(Dataset rows describing interfaces)
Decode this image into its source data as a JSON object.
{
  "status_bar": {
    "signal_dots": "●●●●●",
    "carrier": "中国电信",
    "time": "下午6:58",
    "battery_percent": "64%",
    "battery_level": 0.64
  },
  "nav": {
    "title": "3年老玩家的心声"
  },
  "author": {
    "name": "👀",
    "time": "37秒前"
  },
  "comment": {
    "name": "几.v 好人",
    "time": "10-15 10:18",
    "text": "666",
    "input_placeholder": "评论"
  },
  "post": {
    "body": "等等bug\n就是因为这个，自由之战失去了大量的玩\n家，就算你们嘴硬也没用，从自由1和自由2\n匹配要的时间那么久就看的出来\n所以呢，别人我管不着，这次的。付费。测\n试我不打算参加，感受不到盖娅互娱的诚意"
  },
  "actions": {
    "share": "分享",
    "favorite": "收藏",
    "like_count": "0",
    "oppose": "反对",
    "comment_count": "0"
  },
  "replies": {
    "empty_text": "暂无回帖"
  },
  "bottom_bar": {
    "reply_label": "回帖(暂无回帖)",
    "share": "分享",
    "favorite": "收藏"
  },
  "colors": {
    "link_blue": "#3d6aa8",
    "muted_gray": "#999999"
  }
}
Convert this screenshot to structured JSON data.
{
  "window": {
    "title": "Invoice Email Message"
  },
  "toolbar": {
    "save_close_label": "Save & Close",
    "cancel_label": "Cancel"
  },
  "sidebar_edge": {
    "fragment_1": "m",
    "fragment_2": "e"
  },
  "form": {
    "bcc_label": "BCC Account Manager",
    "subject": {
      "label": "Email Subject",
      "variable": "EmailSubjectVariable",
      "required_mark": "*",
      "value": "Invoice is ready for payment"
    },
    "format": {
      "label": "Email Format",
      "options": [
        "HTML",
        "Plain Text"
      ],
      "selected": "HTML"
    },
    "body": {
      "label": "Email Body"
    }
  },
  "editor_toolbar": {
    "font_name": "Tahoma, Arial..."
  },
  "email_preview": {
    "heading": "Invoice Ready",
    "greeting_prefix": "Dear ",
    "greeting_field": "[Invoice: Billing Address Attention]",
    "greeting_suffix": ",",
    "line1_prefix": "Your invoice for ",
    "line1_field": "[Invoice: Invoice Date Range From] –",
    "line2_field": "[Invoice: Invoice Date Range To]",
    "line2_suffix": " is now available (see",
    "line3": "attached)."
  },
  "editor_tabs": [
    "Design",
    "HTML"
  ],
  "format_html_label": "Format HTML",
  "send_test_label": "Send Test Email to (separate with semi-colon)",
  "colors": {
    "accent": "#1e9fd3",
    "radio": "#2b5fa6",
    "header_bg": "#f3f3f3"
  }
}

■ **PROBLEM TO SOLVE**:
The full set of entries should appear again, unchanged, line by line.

■ **WRITTEN ANSWER**:
Decode this image into its source data as a JSON object.
{
  "status_bar": {
    "signal_dots": "●●●●●",
    "carrier": "中国电信",
    "time": "下午6:58",
    "battery_percent": "64%",
    "battery_level": 0.64
  },
  "nav": {
    "title": "3年老玩家的心声"
  },
  "author": {
    "name": "👀",
    "time": "37秒前"
  },
  "comment": {
    "name": "几.v 好人",
    "time": "10-15 10:18",
    "text": "666",
    "input_placeholder": "评论"
  },
  "post": {
    "body": "等等bug\n就是因为这个，自由之战失去了大量的玩\n家，就算你们嘴硬也没用，从自由1和自由2\n匹配要的时间那么久就看的出来\n所以呢，别人我管不着，这次的。付费。测\n试我不打算参加，感受不到盖娅互娱的诚意"
  },
  "actions": {
    "share": "分享",
    "favorite": "收藏",
    "like_count": "0",
    "oppose": "反对",
    "comment_count": "0"
  },
  "replies": {
    "empty_text": "暂无回帖"
  },
  "bottom_bar": {
    "reply_label": "回帖(暂无回帖)",
    "share": "分享",
    "favorite": "收藏"
  },
  "colors": {
    "link_blue": "#3d6aa8",
    "muted_gray": "#999999"
  }
}
Convert this screenshot to structured JSON data.
{
  "window": {
    "title": "Invoice Email Message"
  },
  "toolbar": {
    "save_close_label": "Save & Close",
    "cancel_label": "Cancel"
  },
  "sidebar_edge": {
    "fragment_1": "m",
    "fragment_2": "e"
  },
  "form": {
    "bcc_label": "BCC Account Manager",
    "subject": {
      "label": "Email Subject",
      "variable": "EmailSubjectVariable",
      "required_mark": "*",
      "value": "Invoice is ready for payment"
    },
    "format": {
      "label": "Email Format",
      "options": [
        "HTML",
        "Plain Text"
      ],
      "selected": "HTML"
    },
    "body": {
      "label": "Email Body"
    }
  },
  "editor_toolbar": {
    "font_name": "Tahoma, Arial..."
  },
  "email_preview": {
    "heading": "Invoice Ready",
    "greeting_prefix": "Dear ",
    "greeting_field": "[Invoice: Billing Address Attention]",
    "greeting_suffix": ",",
    "line1_prefix": "Your invoice for ",
    "line1_field": "[Invoice: Invoice Date Range From] –",
    "line2_field": "[Invoice: Invoice Date Range To]",
    "line2_suffix": " is now available (see",
    "line3": "attached)."
  },
  "editor_tabs": [
    "Design",
    "HTML"
  ],
  "format_html_label": "Format HTML",
  "send_test_label": "Send Test Email to (separate with semi-colon)",
  "colors": {
    "accent": "#1e9fd3",
    "radio": "#2b5fa6",
    "header_bg": "#f3f3f3"
  }
}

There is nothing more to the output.